*Work request:*
Every entry that follows is to be duplicated exactly.

*Exercise data:*
+ + + + + + +

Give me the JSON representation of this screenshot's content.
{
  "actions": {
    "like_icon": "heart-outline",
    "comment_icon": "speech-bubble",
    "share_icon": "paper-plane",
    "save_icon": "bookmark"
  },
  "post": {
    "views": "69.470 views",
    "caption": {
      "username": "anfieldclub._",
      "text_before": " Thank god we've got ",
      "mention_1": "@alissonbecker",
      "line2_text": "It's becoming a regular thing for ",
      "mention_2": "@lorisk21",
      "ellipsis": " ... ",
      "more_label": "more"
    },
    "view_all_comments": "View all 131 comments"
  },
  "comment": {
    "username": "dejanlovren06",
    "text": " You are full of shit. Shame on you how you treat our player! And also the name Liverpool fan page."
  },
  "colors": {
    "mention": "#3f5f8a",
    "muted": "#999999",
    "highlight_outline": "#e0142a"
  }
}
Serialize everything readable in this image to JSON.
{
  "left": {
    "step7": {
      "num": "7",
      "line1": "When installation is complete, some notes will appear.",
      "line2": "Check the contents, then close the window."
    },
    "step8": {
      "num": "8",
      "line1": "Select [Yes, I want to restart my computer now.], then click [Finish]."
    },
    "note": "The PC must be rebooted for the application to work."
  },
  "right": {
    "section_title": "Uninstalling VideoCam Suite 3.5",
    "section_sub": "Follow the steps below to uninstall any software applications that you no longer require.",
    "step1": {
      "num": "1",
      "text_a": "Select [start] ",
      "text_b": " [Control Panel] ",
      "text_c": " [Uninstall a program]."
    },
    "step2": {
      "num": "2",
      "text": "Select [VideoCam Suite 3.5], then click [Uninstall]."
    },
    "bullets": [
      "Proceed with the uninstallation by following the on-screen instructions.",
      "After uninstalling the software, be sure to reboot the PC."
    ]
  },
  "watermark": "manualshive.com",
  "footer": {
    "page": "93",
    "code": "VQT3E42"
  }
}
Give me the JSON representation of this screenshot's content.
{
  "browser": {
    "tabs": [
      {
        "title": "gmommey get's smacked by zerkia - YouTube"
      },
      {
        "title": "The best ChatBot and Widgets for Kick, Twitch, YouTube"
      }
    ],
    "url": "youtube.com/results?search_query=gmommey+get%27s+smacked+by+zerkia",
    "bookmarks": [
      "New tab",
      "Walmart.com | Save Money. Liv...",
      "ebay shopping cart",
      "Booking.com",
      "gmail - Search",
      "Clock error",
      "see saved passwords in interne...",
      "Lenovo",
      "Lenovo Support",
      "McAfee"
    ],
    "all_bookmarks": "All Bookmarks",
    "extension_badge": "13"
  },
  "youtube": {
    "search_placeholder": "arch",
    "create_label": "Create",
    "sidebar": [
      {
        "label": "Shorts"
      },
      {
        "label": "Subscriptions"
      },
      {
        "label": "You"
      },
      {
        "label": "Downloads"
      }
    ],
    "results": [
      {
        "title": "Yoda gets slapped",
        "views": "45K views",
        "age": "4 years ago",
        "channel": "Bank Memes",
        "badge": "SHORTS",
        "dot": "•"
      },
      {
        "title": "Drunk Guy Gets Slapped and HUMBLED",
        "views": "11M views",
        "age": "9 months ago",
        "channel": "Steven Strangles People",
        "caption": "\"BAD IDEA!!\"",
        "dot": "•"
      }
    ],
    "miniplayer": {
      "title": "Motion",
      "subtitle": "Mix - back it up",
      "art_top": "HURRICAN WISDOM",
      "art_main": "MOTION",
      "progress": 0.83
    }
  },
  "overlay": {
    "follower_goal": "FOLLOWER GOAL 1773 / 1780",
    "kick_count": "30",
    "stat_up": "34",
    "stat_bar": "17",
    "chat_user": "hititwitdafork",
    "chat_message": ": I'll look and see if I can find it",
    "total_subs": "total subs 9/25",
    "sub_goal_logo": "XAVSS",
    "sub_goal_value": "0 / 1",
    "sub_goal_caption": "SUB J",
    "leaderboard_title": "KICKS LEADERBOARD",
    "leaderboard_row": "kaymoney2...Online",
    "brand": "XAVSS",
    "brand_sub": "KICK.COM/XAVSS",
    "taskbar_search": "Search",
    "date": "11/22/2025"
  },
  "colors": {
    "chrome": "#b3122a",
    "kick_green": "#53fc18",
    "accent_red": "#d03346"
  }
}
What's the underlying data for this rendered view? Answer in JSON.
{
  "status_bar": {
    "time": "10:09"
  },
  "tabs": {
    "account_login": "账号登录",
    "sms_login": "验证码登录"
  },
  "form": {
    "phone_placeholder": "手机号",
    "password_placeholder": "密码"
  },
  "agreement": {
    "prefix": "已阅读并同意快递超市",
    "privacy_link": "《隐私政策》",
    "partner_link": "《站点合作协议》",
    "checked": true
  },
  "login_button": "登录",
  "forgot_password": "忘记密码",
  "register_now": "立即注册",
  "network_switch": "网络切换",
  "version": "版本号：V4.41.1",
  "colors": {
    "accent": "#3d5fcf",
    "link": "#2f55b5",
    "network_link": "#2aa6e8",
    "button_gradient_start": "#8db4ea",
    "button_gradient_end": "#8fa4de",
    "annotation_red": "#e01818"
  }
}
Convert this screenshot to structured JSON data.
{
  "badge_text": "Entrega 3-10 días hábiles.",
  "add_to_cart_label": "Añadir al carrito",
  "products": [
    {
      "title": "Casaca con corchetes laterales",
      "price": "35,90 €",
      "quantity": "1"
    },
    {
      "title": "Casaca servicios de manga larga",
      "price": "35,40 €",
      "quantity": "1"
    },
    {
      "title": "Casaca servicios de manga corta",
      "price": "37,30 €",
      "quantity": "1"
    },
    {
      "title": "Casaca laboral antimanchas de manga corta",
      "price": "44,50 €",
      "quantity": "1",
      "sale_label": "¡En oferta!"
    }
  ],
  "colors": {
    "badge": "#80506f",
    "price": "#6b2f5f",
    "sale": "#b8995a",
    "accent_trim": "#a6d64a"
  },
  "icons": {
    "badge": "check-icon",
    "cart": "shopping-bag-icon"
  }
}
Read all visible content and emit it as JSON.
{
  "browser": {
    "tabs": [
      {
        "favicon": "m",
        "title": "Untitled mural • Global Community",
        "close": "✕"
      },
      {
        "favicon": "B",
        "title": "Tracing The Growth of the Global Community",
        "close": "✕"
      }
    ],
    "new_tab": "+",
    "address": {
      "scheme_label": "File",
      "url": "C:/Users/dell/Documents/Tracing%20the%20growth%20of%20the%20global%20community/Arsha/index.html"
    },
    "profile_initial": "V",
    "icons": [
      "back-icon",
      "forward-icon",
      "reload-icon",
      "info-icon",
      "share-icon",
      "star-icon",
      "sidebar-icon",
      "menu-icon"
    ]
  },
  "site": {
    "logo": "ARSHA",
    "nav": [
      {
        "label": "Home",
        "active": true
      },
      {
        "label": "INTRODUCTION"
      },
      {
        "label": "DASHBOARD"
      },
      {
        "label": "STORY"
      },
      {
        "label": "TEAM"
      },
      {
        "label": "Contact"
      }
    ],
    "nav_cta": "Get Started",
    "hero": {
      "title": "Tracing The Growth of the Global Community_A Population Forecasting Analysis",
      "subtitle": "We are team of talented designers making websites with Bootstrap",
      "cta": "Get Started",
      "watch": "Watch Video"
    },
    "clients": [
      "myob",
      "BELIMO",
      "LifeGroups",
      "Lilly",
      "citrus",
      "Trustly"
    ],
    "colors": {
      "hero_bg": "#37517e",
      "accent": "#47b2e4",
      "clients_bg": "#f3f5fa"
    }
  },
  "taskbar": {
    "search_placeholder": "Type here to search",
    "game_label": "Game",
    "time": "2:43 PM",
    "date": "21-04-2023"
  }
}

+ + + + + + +

*Response area:*
Give me the JSON representation of this screenshot's content.
{
  "actions": {
    "like_icon": "heart-outline",
    "comment_icon": "speech-bubble",
    "share_icon": "paper-plane",
    "save_icon": "bookmark"
  },
  "post": {
    "views": "69.470 views",
    "caption": {
      "username": "anfieldclub._",
      "text_before": " Thank god we've got ",
      "mention_1": "@alissonbecker",
      "line2_text": "It's becoming a regular thing for ",
      "mention_2": "@lorisk21",
      "ellipsis": " ... ",
      "more_label": "more"
    },
    "view_all_comments": "View all 131 comments"
  },
  "comment": {
    "username": "dejanlovren06",
    "text": " You are full of shit. Shame on you how you treat our player! And also the name Liverpool fan page."
  },
  "colors": {
    "mention": "#3f5f8a",
    "muted": "#999999",
    "highlight_outline": "#e0142a"
  }
}
Serialize everything readable in this image to JSON.
{
  "left": {
    "step7": {
      "num": "7",
      "line1": "When installation is complete, some notes will appear.",
      "line2": "Check the contents, then close the window."
    },
    "step8": {
      "num": "8",
      "line1": "Select [Yes, I want to restart my computer now.], then click [Finish]."
    },
    "note": "The PC must be rebooted for the application to work."
  },
  "right": {
    "section_title": "Uninstalling VideoCam Suite 3.5",
    "section_sub": "Follow the steps below to uninstall any software applications that you no longer require.",
    "step1": {
      "num": "1",
      "text_a": "Select [start] ",
      "text_b": " [Control Panel] ",
      "text_c": " [Uninstall a program]."
    },
    "step2": {
      "num": "2",
      "text": "Select [VideoCam Suite 3.5], then click [Uninstall]."
    },
    "bullets": [
      "Proceed with the uninstallation by following the on-screen instructions.",
      "After uninstalling the software, be sure to reboot the PC."
    ]
  },
  "watermark": "manualshive.com",
  "footer": {
    "page": "93",
    "code": "VQT3E42"
  }
}
Give me the JSON representation of this screenshot's content.
{
  "browser": {
    "tabs": [
      {
        "title": "gmommey get's smacked by zerkia - YouTube"
      },
      {
        "title": "The best ChatBot and Widgets for Kick, Twitch, YouTube"
      }
    ],
    "url": "youtube.com/results?search_query=gmommey+get%27s+smacked+by+zerkia",
    "bookmarks": [
      "New tab",
      "Walmart.com | Save Money. Liv...",
      "ebay shopping cart",
      "Booking.com",
      "gmail - Search",
      "Clock error",
      "see saved passwords in interne...",
      "Lenovo",
      "Lenovo Support",
      "McAfee"
    ],
    "all_bookmarks": "All Bookmarks",
    "extension_badge": "13"
  },
  "youtube": {
    "search_placeholder": "arch",
    "create_label": "Create",
    "sidebar": [
      {
        "label": "Shorts"
      },
      {
        "label": "Subscriptions"
      },
      {
        "label": "You"
      },
      {
        "label": "Downloads"
      }
    ],
    "results": [
      {
        "title": "Yoda gets slapped",
        "views": "45K views",
        "age": "4 years ago",
        "channel": "Bank Memes",
        "badge": "SHORTS",
        "dot": "•"
      },
      {
        "title": "Drunk Guy Gets Slapped and HUMBLED",
        "views": "11M views",
        "age": "9 months ago",
        "channel": "Steven Strangles People",
        "caption": "\"BAD IDEA!!\"",
        "dot": "•"
      }
    ],
    "miniplayer": {
      "title": "Motion",
      "subtitle": "Mix - back it up",
      "art_top": "HURRICAN WISDOM",
      "art_main": "MOTION",
      "progress": 0.83
    }
  },
  "overlay": {
    "follower_goal": "FOLLOWER GOAL 1773 / 1780",
    "kick_count": "30",
    "stat_up": "34",
    "stat_bar": "17",
    "chat_user": "hititwitdafork",
    "chat_message": ": I'll look and see if I can find it",
    "total_subs": "total subs 9/25",
    "sub_goal_logo": "XAVSS",
    "sub_goal_value": "0 / 1",
    "sub_goal_caption": "SUB J",
    "leaderboard_title": "KICKS LEADERBOARD",
    "leaderboard_row": "kaymoney2...Online",
    "brand": "XAVSS",
    "brand_sub": "KICK.COM/XAVSS",
    "taskbar_search": "Search",
    "date": "11/22/2025"
  },
  "colors": {
    "chrome": "#b3122a",
    "kick_green": "#53fc18",
    "accent_red": "#d03346"
  }
}
What's the underlying data for this rendered view? Answer in JSON.
{
  "status_bar": {
    "time": "10:09"
  },
  "tabs": {
    "account_login": "账号登录",
    "sms_login": "验证码登录"
  },
  "form": {
    "phone_placeholder": "手机号",
    "password_placeholder": "密码"
  },
  "agreement": {
    "prefix": "已阅读并同意快递超市",
    "privacy_link": "《隐私政策》",
    "partner_link": "《站点合作协议》",
    "checked": true
  },
  "login_button": "登录",
  "forgot_password": "忘记密码",
  "register_now": "立即注册",
  "network_switch": "网络切换",
  "version": "版本号：V4.41.1",
  "colors": {
    "accent": "#3d5fcf",
    "link": "#2f55b5",
    "network_link": "#2aa6e8",
    "button_gradient_start": "#8db4ea",
    "button_gradient_end": "#8fa4de",
    "annotation_red": "#e01818"
  }
}
Convert this screenshot to structured JSON data.
{
  "badge_text": "Entrega 3-10 días hábiles.",
  "add_to_cart_label": "Añadir al carrito",
  "products": [
    {
      "title": "Casaca con corchetes laterales",
      "price": "35,90 €",
      "quantity": "1"
    },
    {
      "title": "Casaca servicios de manga larga",
      "price": "35,40 €",
      "quantity": "1"
    },
    {
      "title": "Casaca servicios de manga corta",
      "price": "37,30 €",
      "quantity": "1"
    },
    {
      "title": "Casaca laboral antimanchas de manga corta",
      "price": "44,50 €",
      "quantity": "1",
      "sale_label": "¡En oferta!"
    }
  ],
  "colors": {
    "badge": "#80506f",
    "price": "#6b2f5f",
    "sale": "#b8995a",
    "accent_trim": "#a6d64a"
  },
  "icons": {
    "badge": "check-icon",
    "cart": "shopping-bag-icon"
  }
}
Read all visible content and emit it as JSON.
{
  "browser": {
    "tabs": [
      {
        "favicon": "m",
        "title": "Untitled mural • Global Community",
        "close": "✕"
      },
      {
        "favicon": "B",
        "title": "Tracing The Growth of the Global Community",
        "close": "✕"
      }
    ],
    "new_tab": "+",
    "address": {
      "scheme_label": "File",
      "url": "C:/Users/dell/Documents/Tracing%20the%20growth%20of%20the%20global%20community/Arsha/index.html"
    },
    "profile_initial": "V",
    "icons": [
      "back-icon",
      "forward-icon",
      "reload-icon",
      "info-icon",
      "share-icon",
      "star-icon",
      "sidebar-icon",
      "menu-icon"
    ]
  },
  "site": {
    "logo": "ARSHA",
    "nav": [
      {
        "label": "Home",
        "active": true
      },
      {
        "label": "INTRODUCTION"
      },
      {
        "label": "DASHBOARD"
      },
      {
        "label": "STORY"
      },
      {
        "label": "TEAM"
      },
      {
        "label": "Contact"
      }
    ],
    "nav_cta": "Get Started",
    "hero": {
      "title": "Tracing The Growth of the Global Community_A Population Forecasting Analysis",
      "subtitle": "We are team of talented designers making websites with Bootstrap",
      "cta": "Get Started",
      "watch": "Watch Video"
    },
    "clients": [
      "myob",
      "BELIMO",
      "LifeGroups",
      "Lilly",
      "citrus",
      "Trustly"
    ],
    "colors": {
      "hero_bg": "#37517e",
      "accent": "#47b2e4",
      "clients_bg": "#f3f5fa"
    }
  },
  "taskbar": {
    "search_placeholder": "Type here to search",
    "game_label": "Game",
    "time": "2:43 PM",
    "date": "21-04-2023"
  }
}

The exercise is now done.